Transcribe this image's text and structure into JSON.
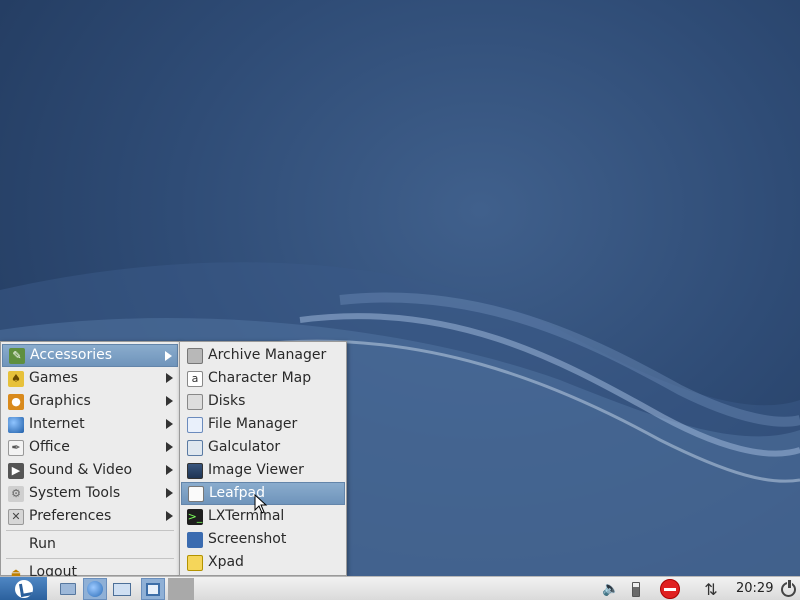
{
  "main_menu": {
    "items": [
      {
        "label": "Accessories",
        "icon": "accessories-icon",
        "submenu": true,
        "highlighted": true
      },
      {
        "label": "Games",
        "icon": "games-icon",
        "submenu": true
      },
      {
        "label": "Graphics",
        "icon": "graphics-icon",
        "submenu": true
      },
      {
        "label": "Internet",
        "icon": "internet-icon",
        "submenu": true
      },
      {
        "label": "Office",
        "icon": "office-icon",
        "submenu": true
      },
      {
        "label": "Sound & Video",
        "icon": "sound-video-icon",
        "submenu": true
      },
      {
        "label": "System Tools",
        "icon": "system-tools-icon",
        "submenu": true
      },
      {
        "label": "Preferences",
        "icon": "preferences-icon",
        "submenu": true
      }
    ],
    "run_label": "Run",
    "logout_label": "Logout"
  },
  "accessories_menu": {
    "items": [
      {
        "label": "Archive Manager",
        "icon": "archive-icon"
      },
      {
        "label": "Character Map",
        "icon": "character-map-icon"
      },
      {
        "label": "Disks",
        "icon": "disks-icon"
      },
      {
        "label": "File Manager",
        "icon": "file-manager-icon"
      },
      {
        "label": "Galculator",
        "icon": "calculator-icon"
      },
      {
        "label": "Image Viewer",
        "icon": "image-viewer-icon"
      },
      {
        "label": "Leafpad",
        "icon": "leafpad-icon",
        "highlighted": true
      },
      {
        "label": "LXTerminal",
        "icon": "terminal-icon"
      },
      {
        "label": "Screenshot",
        "icon": "screenshot-icon"
      },
      {
        "label": "Xpad",
        "icon": "xpad-icon"
      }
    ]
  },
  "taskbar": {
    "clock": "20:29"
  },
  "colors": {
    "highlight": "#7a9ec4",
    "menu_bg": "#ececec",
    "desktop": "#2f4c76",
    "taskbar": "#e6e6e6"
  }
}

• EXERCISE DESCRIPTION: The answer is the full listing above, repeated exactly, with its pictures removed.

• SOLUTION FOR THIS TASK:
Transcribe this image's text and structure into JSON.
{
  "main_menu": {
    "items": [
      {
        "label": "Accessories",
        "icon": "accessories-icon",
        "submenu": true,
        "highlighted": true
      },
      {
        "label": "Games",
        "icon": "games-icon",
        "submenu": true
      },
      {
        "label": "Graphics",
        "icon": "graphics-icon",
        "submenu": true
      },
      {
        "label": "Internet",
        "icon": "internet-icon",
        "submenu": true
      },
      {
        "label": "Office",
        "icon": "office-icon",
        "submenu": true
      },
      {
        "label": "Sound & Video",
        "icon": "sound-video-icon",
        "submenu": true
      },
      {
        "label": "System Tools",
        "icon": "system-tools-icon",
        "submenu": true
      },
      {
        "label": "Preferences",
        "icon": "preferences-icon",
        "submenu": true
      }
    ],
    "run_label": "Run",
    "logout_label": "Logout"
  },
  "accessories_menu": {
    "items": [
      {
        "label": "Archive Manager",
        "icon": "archive-icon"
      },
      {
        "label": "Character Map",
        "icon": "character-map-icon"
      },
      {
        "label": "Disks",
        "icon": "disks-icon"
      },
      {
        "label": "File Manager",
        "icon": "file-manager-icon"
      },
      {
        "label": "Galculator",
        "icon": "calculator-icon"
      },
      {
        "label": "Image Viewer",
        "icon": "image-viewer-icon"
      },
      {
        "label": "Leafpad",
        "icon": "leafpad-icon",
        "highlighted": true
      },
      {
        "label": "LXTerminal",
        "icon": "terminal-icon"
      },
      {
        "label": "Screenshot",
        "icon": "screenshot-icon"
      },
      {
        "label": "Xpad",
        "icon": "xpad-icon"
      }
    ]
  },
  "taskbar": {
    "clock": "20:29"
  },
  "colors": {
    "highlight": "#7a9ec4",
    "menu_bg": "#ececec",
    "desktop": "#2f4c76",
    "taskbar": "#e6e6e6"
  }
}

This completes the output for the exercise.